- Liquid petroleum which has a low density and flows freely at room temperature. Also called conventional oil, has an API gravity of at least 22° and a viscosity less than 100 centipoise (cP).
- Oil Sands
- are naturally occurring mixtures of bitumen, water, sand and clay that are found mainly in three areas of Alberta - Athabasca, Peace River and Cold Lake. A typical sample of oil sand might contain about 12 per cent bitumen by weight.
- Pay Zone (Net Oil Pay)
- The producing part of a formation.
- The capacity of a reservoir rock to transmit fluids; how easily fluids can pass through a rock. The unit of measurement is the millidarcy.
- The capacity of a reservoir to store fluids, the volume of the pore space within a reservoir.
- Primary Recovery
- The production of oil and gas from reservoirs using the natural energy available in the reservoirs and pumping techniques.
- The relative amount of water, oil and gas in the pores of a rock, usually as a percentage of volume.
- In reference to a parcel of land, means an area of land comprising approximately 640 acres.
- Solution Gas
- Natural gas that is found with crude oil in underground reservoirs. When the oil comes to the surface, the gas expands and comes out of the solution.

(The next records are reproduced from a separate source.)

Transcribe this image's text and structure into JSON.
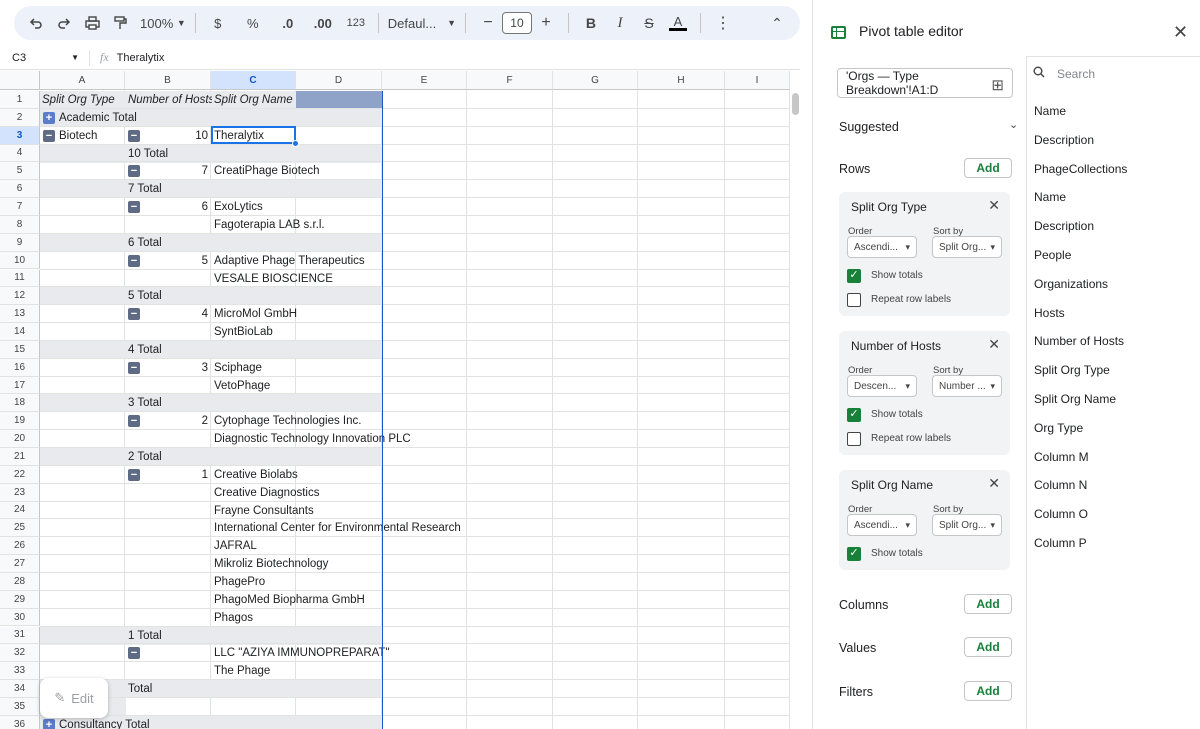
{
  "toolbar": {
    "undo_icon": "undo-icon",
    "redo_icon": "redo-icon",
    "zoom": "100%",
    "currency": "$",
    "percent": "%",
    "dec_decrease": ".0",
    "dec_increase": ".00",
    "number_format": "123",
    "font": "Defaul...",
    "font_size": "10",
    "bold": "B",
    "italic": "I",
    "strike": "S",
    "text_color": "A",
    "more": "⋮",
    "collapse": "⌃"
  },
  "formula_bar": {
    "cell_ref": "C3",
    "fx": "fx",
    "value": "Theralytix"
  },
  "columns": [
    "A",
    "B",
    "C",
    "D",
    "E",
    "F",
    "G",
    "H",
    "I"
  ],
  "rows": [
    {
      "n": "1",
      "a": "Split Org Type",
      "b": "Number of Hosts",
      "c": "Split Org Name",
      "type": "header"
    },
    {
      "n": "2",
      "a": "Academic Total",
      "a_toggle": "+",
      "type": "total"
    },
    {
      "n": "3",
      "a": "Biotech",
      "a_toggle": "−",
      "b": "10",
      "b_toggle": "−",
      "c": "Theralytix"
    },
    {
      "n": "4",
      "b": "10 Total",
      "type": "total"
    },
    {
      "n": "5",
      "b": "7",
      "b_toggle": "−",
      "c": "CreatiPhage Biotech"
    },
    {
      "n": "6",
      "b": "7 Total",
      "type": "total"
    },
    {
      "n": "7",
      "b": "6",
      "b_toggle": "−",
      "c": "ExoLytics"
    },
    {
      "n": "8",
      "c": "Fagoterapia LAB s.r.l."
    },
    {
      "n": "9",
      "b": "6 Total",
      "type": "total"
    },
    {
      "n": "10",
      "b": "5",
      "b_toggle": "−",
      "c": "Adaptive Phage Therapeutics"
    },
    {
      "n": "11",
      "c": "VESALE BIOSCIENCE"
    },
    {
      "n": "12",
      "b": "5 Total",
      "type": "total"
    },
    {
      "n": "13",
      "b": "4",
      "b_toggle": "−",
      "c": "MicroMol GmbH"
    },
    {
      "n": "14",
      "c": "SyntBioLab"
    },
    {
      "n": "15",
      "b": "4 Total",
      "type": "total"
    },
    {
      "n": "16",
      "b": "3",
      "b_toggle": "−",
      "c": "Sciphage"
    },
    {
      "n": "17",
      "c": "VetoPhage"
    },
    {
      "n": "18",
      "b": "3 Total",
      "type": "total"
    },
    {
      "n": "19",
      "b": "2",
      "b_toggle": "−",
      "c": "Cytophage Technologies Inc."
    },
    {
      "n": "20",
      "c": "Diagnostic Technology Innovation PLC"
    },
    {
      "n": "21",
      "b": "2 Total",
      "type": "total"
    },
    {
      "n": "22",
      "b": "1",
      "b_toggle": "−",
      "c": "Creative Biolabs"
    },
    {
      "n": "23",
      "c": "Creative Diagnostics"
    },
    {
      "n": "24",
      "c": "Frayne Consultants"
    },
    {
      "n": "25",
      "c": "International Center for Environmental Research"
    },
    {
      "n": "26",
      "c": "JAFRAL"
    },
    {
      "n": "27",
      "c": "Mikroliz Biotechnology"
    },
    {
      "n": "28",
      "c": "PhagePro"
    },
    {
      "n": "29",
      "c": "PhagoMed Biopharma GmbH"
    },
    {
      "n": "30",
      "c": "Phagos"
    },
    {
      "n": "31",
      "b": "1 Total",
      "type": "total"
    },
    {
      "n": "32",
      "b_toggle": "−",
      "c": "LLC \"AZIYA IMMUNOPREPARAT\""
    },
    {
      "n": "33",
      "c": "The Phage"
    },
    {
      "n": "34",
      "b": "Total",
      "type": "total"
    },
    {
      "n": "35",
      "type": "total"
    },
    {
      "n": "36",
      "a": "Consultancy Total",
      "a_toggle": "+",
      "type": "total"
    }
  ],
  "edit_button": "Edit",
  "panel": {
    "title": "Pivot table editor",
    "range": "'Orgs — Type Breakdown'!A1:D",
    "suggested": "Suggested",
    "rows_label": "Rows",
    "add": "Add",
    "order_label": "Order",
    "sortby_label": "Sort by",
    "show_totals": "Show totals",
    "repeat_labels": "Repeat row labels",
    "cards": [
      {
        "title": "Split Org Type",
        "order": "Ascendi...",
        "sortby": "Split Org..."
      },
      {
        "title": "Number of Hosts",
        "order": "Descen...",
        "sortby": "Number ..."
      },
      {
        "title": "Split Org Name",
        "order": "Ascendi...",
        "sortby": "Split Org..."
      }
    ],
    "columns_label": "Columns",
    "values_label": "Values",
    "filters_label": "Filters",
    "search_placeholder": "Search",
    "fields": [
      "Name",
      "Description",
      "PhageCollections",
      "Name",
      "Description",
      "People",
      "Organizations",
      "Hosts",
      "Number of Hosts",
      "Split Org Type",
      "Split Org Name",
      "Org Type",
      "Column M",
      "Column N",
      "Column O",
      "Column P"
    ]
  }
}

- Steam-assisted gravity drainage (SAGD)
- Pairs of horizontal wells (an upper well and a lower well) are drilled into an oil sands formation and steam is injected continuously into the upper well. As the steam heats the oil sands formation, the bitumen softens and drains into the lower well, from which it is produced to the surface. This technique, particularly when used together with other steam recovery processes, can result in recovery rates of up to 80% of the original oil in place.
- The process that converts bitumen and heavy oil into a product with a density and viscosity similar to conventional light crude oil.
- Is a measure of a fluids resistance to flow. To simplify, the oil's viscosity represents the measure for which the oil wants to stay put when pushed (sheared) by moving mechanical components. It varies greatly with temperature. The more viscous the oil the greater the resistance and the less easy it is for it to flow. Centipoise (cp) is the common unit for expressing absolute viscosity. Viscosity matters to producers because the oil's viscosity at reservoir temperature determines how easily oil flows to the well for extraction.